The Jackson County Board of Commissioners heard a recommendation from county manager Darrell Hampton Monday night that the court remain part-time. Gray and Moore also spoke and said the court needs to be full time. The BOC will vote on the issue when it meets at 6 p.m. Monday at the courthouse.
At the meeting this week, Hampton said he has reviewed the State Court operation and believes it should continue to operate as part-time.
“In reviewing case load information provided by the State Court, for the years 2005 through 2010, it appears that the need, or in this instance case load, has not increased to the extent that it would warrant a change in how this service is provided,” Hampton wrote in his recommendation to the BOC.“…The reasoning for this recommendation is the existing demand for service does not warrant a change. Further, approving this request would increase the expense associated with operating the State Court with no identified offsetting increase in fees or fines, thereby impacting revenues historically generated by State Court.”
Judge Gray said the only legal obligation is to hold one week of court each month. He said he has court more than this.
“You like the way I’ve done it because I’ve acted like a full time judge,” he said. “That is the reason you are not recommending this go to full-time. You are saying, ‘Judge Gray, you are a full-time judge anyway.’ Why would you want to change it.”
Judge Gray also presented information on State Court systems, including that the Jackson County State Court is the largest by way of population than any other part-time State Court in Georgia. Jackson County State Court also handles more civil cases than any other part-time State Court in Georgia. The judge also pointed out that the State Court system in Habersham County, which has a smaller population than Jackson County, was recently changed to full-time status.
“There is no county that has a part time State Court that has a greater population than what we have,” Judge Gray said. ‘Jackson County handles more civil cases than any other part-time State Court in the State of Georgia.
Judge Gray added that the civil cases coming through now are more complex than a part-time court can handle.
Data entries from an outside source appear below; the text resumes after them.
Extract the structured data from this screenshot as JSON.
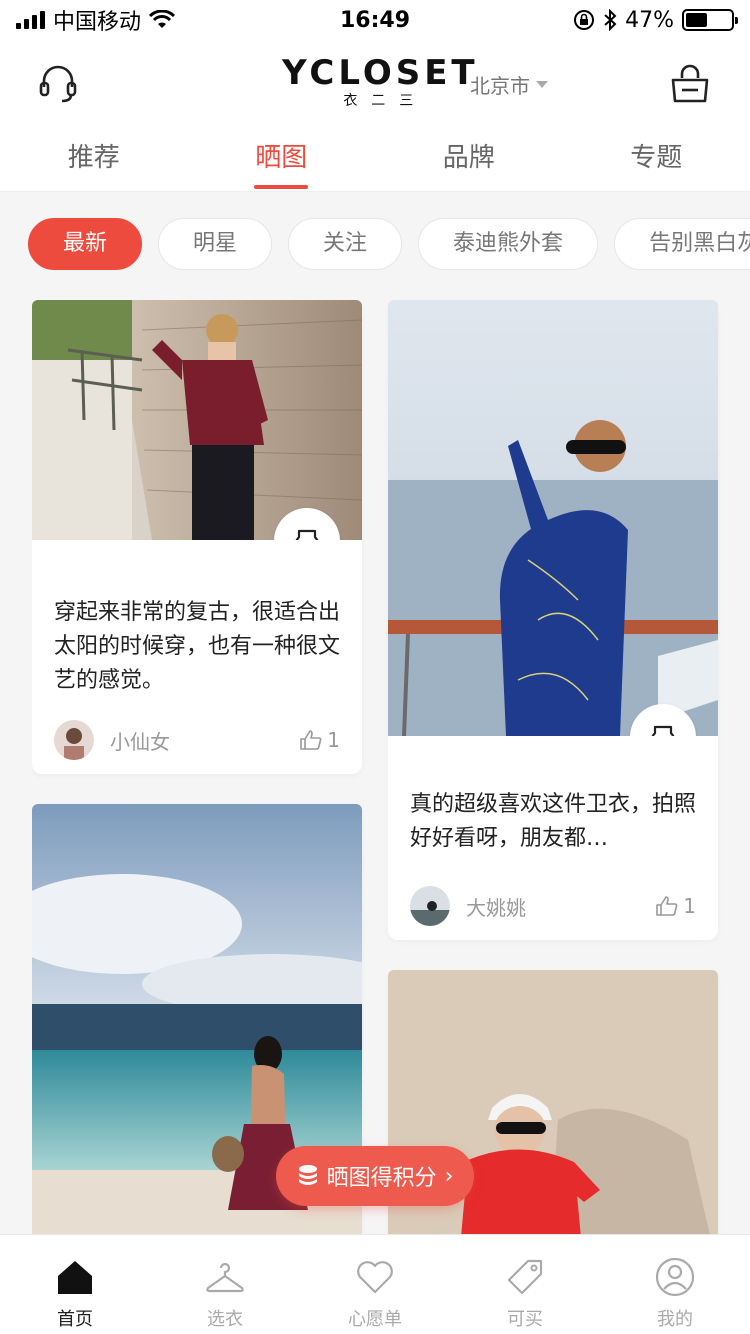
{
  "status_bar": {
    "carrier": "中国移动",
    "time": "16:49",
    "battery": "47%",
    "battery_level": 0.47
  },
  "header": {
    "logo": "YCLOSET",
    "logo_sub": "衣二三",
    "city": "北京市"
  },
  "tabs": [
    {
      "label": "推荐",
      "active": false
    },
    {
      "label": "晒图",
      "active": true
    },
    {
      "label": "品牌",
      "active": false
    },
    {
      "label": "专题",
      "active": false
    }
  ],
  "chips": [
    {
      "label": "最新",
      "active": true
    },
    {
      "label": "明星"
    },
    {
      "label": "关注"
    },
    {
      "label": "泰迪熊外套"
    },
    {
      "label": "告别黑白灰"
    }
  ],
  "posts": [
    {
      "text": "穿起来非常的复古，很适合出太阳的时候穿，也有一种很文艺的感觉。",
      "author": "小仙女",
      "likes": "1"
    },
    {
      "text": "真的超级喜欢这件卫衣，拍照好好看呀，朋友都…",
      "author": "大姚姚",
      "likes": "1"
    }
  ],
  "float_button": {
    "label": "晒图得积分"
  },
  "bottom_nav": [
    {
      "label": "首页",
      "icon": "home-icon",
      "active": true
    },
    {
      "label": "选衣",
      "icon": "hanger-icon"
    },
    {
      "label": "心愿单",
      "icon": "heart-icon"
    },
    {
      "label": "可买",
      "icon": "tag-icon"
    },
    {
      "label": "我的",
      "icon": "profile-icon"
    }
  ],
  "colors": {
    "accent": "#ee4b3f"
  }
}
Moore and Gray also spoke on the 14 malpractice cases that will be heard in State Court in the next year.
“These cases will compromise this court’s part-time schedule,” Gray wrote in a letter to Hampton and BOC chairman Hunter Bicknell.
Commissioner Dwain Smith said that he supports moving to a full-time State Court.
“We need to get service minded instead of dollar minded,” he said. “We do need to be dollar minded but we also need to be service for the people. I don’t want us to be so far behind that we can’t catch up and we are headed that way.”
Commissioner Chas Hardy said there are have some discrepancies in the numbers the commissioners are being given and asked for this to be addressed.
Jefferson Development Authority approves bonds for company
The Jefferson Development Authority approved a $15 million bond inducement resolution in a called meeting Thursday for Systemax Inc., which plans to locate a large distribution center in the city.
The business will be located at 235 Hog Mountain Road and plans are to initially hire 400 people, with as many as 600 to 700 eventually to be hired. In addition to the distribution center, there will also be a 40,000 square foot retail center on the site.
[Full Story »]
Early voting for the July 20 election will begin Monday and be held through July 9. Voters may cast a ballot from 8 a.m. to 5 p.m. Mondays through Fridays in the Administration Building in Jefferson.
The only local race is in the West and North Jackson areas for the District 5 seat on the Jackson County Board of Education. Steven Bryant and Randall Skelton are both seeking this seat. Incumbent Jill McEver is not seeking re-election.
[Full Story »]